But there were other possibilities. Bobby just needed to find some traction, his father thought.
After high school, Bobby bounced around - living with his grandmother in Cleveland, then his mother in Michigan. He came back to Maryland and lived briefly in Crofton with Jim and Gloria before moving out. For several weeks, Bobby moved into the home of Joe Alton, Anne Arundel County's first executive, and a friend of Jim's. The older man served as the young man's mentor. He hired Bobby to paint his house while he was staying with him. Alton suggested that Jim set Bobby up in a job in the county Public Works Department, but Jim didn't want to use his public position that way.
Instead, he prodded Bobby to enter the military, which struck Alton as a bad fit.
Bobby won some commendations in his time in the Army, but after he was honorably discharged in 1989, he showed no more direction than he had before. He held a series of odd jobs - busing tables and working at a sporting goods store. Sometimes, seeking solitude, Bobby would camp out in Gunpowder Falls State Park, living on hamburgers. He told his father he'd keep trying to finish college, but Jim finally told him to bag school.
In early February 1993, Bobby seemed unusually upbeat. He talked to his older brother Jim, who was starting out in the real estate business, about getting a steady job. Jim Jr. - like his father - was ambitious and confident, a go-getter. And he wanted nothing more than to help his brother, whom he regarded as his best friend. But despite Bobby's optimism, something was deeply troubling him.

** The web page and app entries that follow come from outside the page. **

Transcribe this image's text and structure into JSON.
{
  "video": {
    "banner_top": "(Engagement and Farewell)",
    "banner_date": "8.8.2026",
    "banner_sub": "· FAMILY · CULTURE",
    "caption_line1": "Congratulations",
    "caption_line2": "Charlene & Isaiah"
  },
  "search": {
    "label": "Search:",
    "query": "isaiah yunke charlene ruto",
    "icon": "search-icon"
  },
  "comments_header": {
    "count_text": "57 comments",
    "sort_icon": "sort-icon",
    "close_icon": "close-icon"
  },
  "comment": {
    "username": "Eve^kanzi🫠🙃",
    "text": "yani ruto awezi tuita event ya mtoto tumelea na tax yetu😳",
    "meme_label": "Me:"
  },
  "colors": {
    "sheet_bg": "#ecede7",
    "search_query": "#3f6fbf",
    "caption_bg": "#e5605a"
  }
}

What others had seen as aimlessness or a lack of ambition was something more, the family would learn just one day after Bobby had spoken to his brother.
On Feb. 17, 1993 - the day before Conor's 15th birthday - a Maryland state trooper spotted a red Chevrolet Corsica parked on Bunker Hill Road in Gunpowder Falls State Park. When he got closer, he saw a figure in the car. It was immobile.
Jim, then Maryland's secretary of transportation, was at work in Annapolis. Torrey Brown, head of the Maryland Department of Natural Resources, who had been alerted by the Maryland State Police, broke the news to his friend. They were mistaken, Jim told him. It couldn't be Bobby.
His son was discovered in white sneakers, jeans and a Notre Dame sweat shirt. Bobby, 23 years of age, had died of acute carbon monoxide intoxication, the chief medical examiner's office ruled. A hose had been connected to the car's exhaust pipe and inserted in the car window. Towels sealed the window opening. Bobby had wet a rag to keep the hose from getting too hot and slipping off the tailpipe. His clothes were wet, suggesting he had immersed himself in the river. A trooper told Jim that people who commit suicide by carbon monoxide poisoning sometimes wet their clothes in the belief that it accelerated the poisoning.
It occurred to Jim that his son had carefully researched how to painlessly kill himself.
The autopsy would note the presence of alcohol in Bobby's blood.
In Bobby's apartment, notes were found. One was addressed to Jim. "I didn't do it to get back at anyone," Bobby had written. "It's nobody's fault." He advised his father to just try to forget this happened and try to move on.
Lynn Krause and his wife, Helen, came to the Lighthizer home that night. Krause, Jim's former law partner, had never seen a man so distraught. "Jim was totally blindsided by this," he says.
Bobby might have been troubled, but that he was suicidal never had crossed Jim's mind.
At the eulogy, Jim talked about when Bobby got his first deer on one of their hunting trips. He said something about his son being good company. Jim didn't say much more.
He knew parents who beat themselves up over a child's suicide. But, as he scoured his memories, Jim simply couldn't detect any warning signs. As far as Jim knew, Bobby hadn't been involved with drugs or heavy alcohol use. There had never been any run-ins with the law, no previous suicide attempts. Nothing stood out as "a cry for help." Had he suspected anything this serious, Jim would have been the first to get Bobby the best of care. Even Bobby's brother, Jim Jr., later said he never suspected anything, either.
Still, the fact remained that Bobby had been in a crisis - one invisible to his father and other family members. Jim tried not to blame or second-guess himself, but how could he not? Questions haunted him, as he grieved privately at Bobby's grave at Crownsville Veterans Cemetery. He planted trees there, watered them, and sprayed them for bugs. He dragged garden hoses out during droughts. Anything to keep those trees alive. And often during these Sunday pilgrimages, he talked to Bobby.
Over time, friends noticed changes in Jim. His exterior wasn't so tough. He took more time with people. When he asked how they were doing, he really wanted to know. He was more solicitous and caring.
And he was more involved with his children.